Women Represented on U.S. Currency: Ironic or True Progress?
Today has been declared by many a day of celebration for women. Finally women are being recognized on U.S. paper currency, breaking the previously male monopolized representation. This is a notable change for our country, and one not to be discredited. Former slave and abolitionist Harriet Tubman will replace slave owner and previous president Andrew Jackson on the $20 dollar bill. This marks the first time in America’s history that a woman’s face will be honored on paper currency since Martha Washington was represented on the $1 silver certificate in the late 19th century. Along with Tubman, portraits of women’s suffrage leaders Lucretia Mott, Sojourner Truth, Elizabeth Cady Stanton, Alice Paul and Susan B. Anthony will grace the back of the $10 bill, and African American Opera Singer Marian Anderson will be shown performing on the steps of the Lincoln Memorial along with former first lady Eleanor Roosevelt on the back of the $5 bill.

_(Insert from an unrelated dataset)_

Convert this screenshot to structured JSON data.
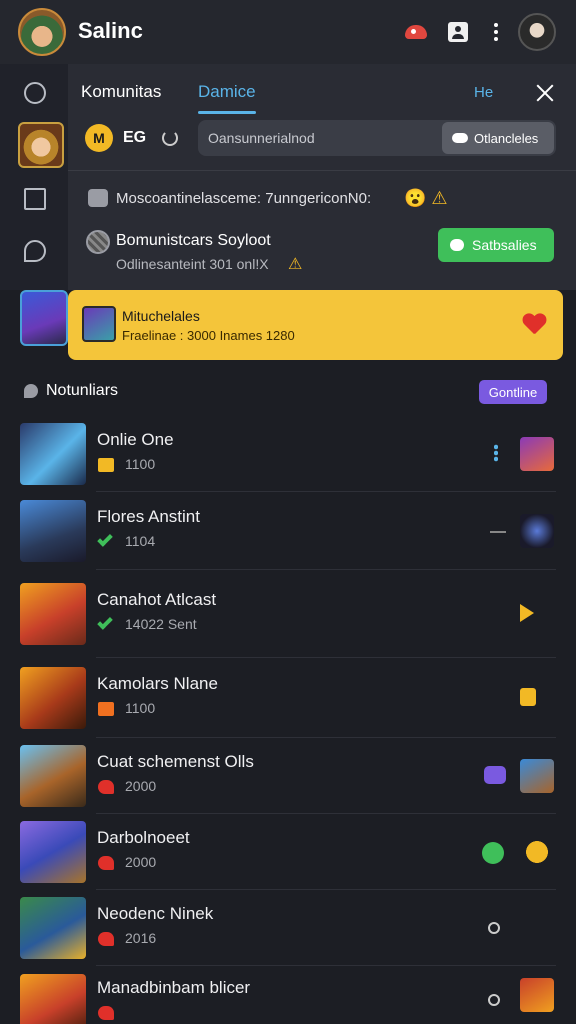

While it is exciting to honor and have these great women represented on our currency, it is negligible progress compared to what women really need regarding currency.
In celebrating the triumph of the presence of these strong world-changing women on paper currency, are we turning a blind eye to the injustice that currency still holds against women?

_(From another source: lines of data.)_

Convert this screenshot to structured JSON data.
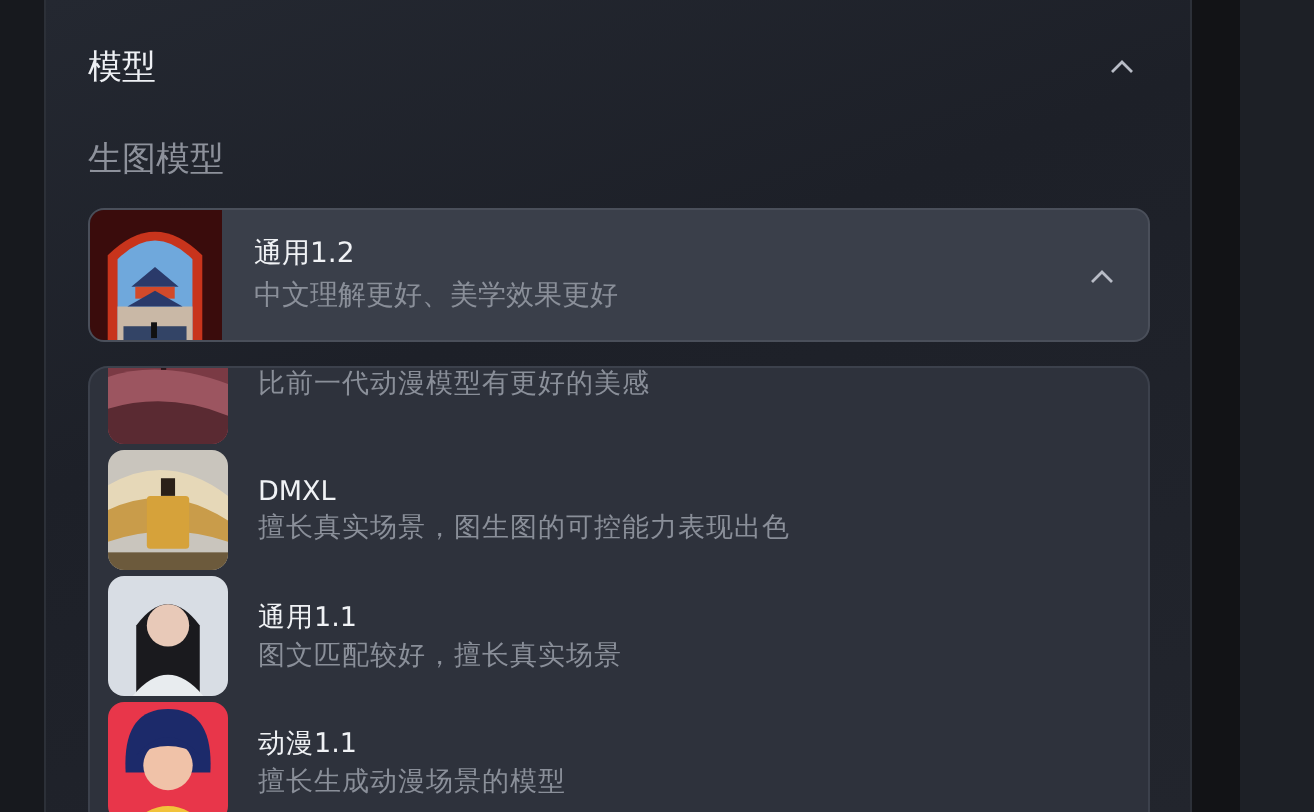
{
  "section": {
    "title": "模型",
    "expanded": true
  },
  "field": {
    "label": "生图模型",
    "expanded": true,
    "value": {
      "title": "通用1.2",
      "description": "中文理解更好、美学效果更好"
    }
  },
  "options": [
    {
      "description": "比前一代动漫模型有更好的美感"
    },
    {
      "title": "DMXL",
      "description": "擅长真实场景，图生图的可控能力表现出色"
    },
    {
      "title": "通用1.1",
      "description": "图文匹配较好，擅长真实场景"
    },
    {
      "title": "动漫1.1",
      "description": "擅长生成动漫场景的模型"
    }
  ]
}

On average women make 79 cents for every dollar a man makes. This isn’t something new; in fact that same gap has existed and ceased to improve since 2000. So why are we so excited about women being on the currency that continues to oppress them? What would these first generation feminists who made it their life goals to end slavery and gain women the right to vote and equal education have to say about this gap? Would they celebrate a change in our currency without questioning why there has been no progress in 16 years regarding women’s unequal pay? The rightly added representation of women to our currency should stir up a momentum in pursuit of equal wages for women.
Women should not only be equally represented on our currency, but equally served by it.
After all it is Alice Paul, soon to grace the back of the $10 bill, who said, “I never doubted that equal rights was the right direction. Most reforms, most problems are complicated. But to me there is nothing complicated about ordinary equality.” The fight for the kind of equality Alice Paul sought is not over, and is still something for women and men alike to actively pursue.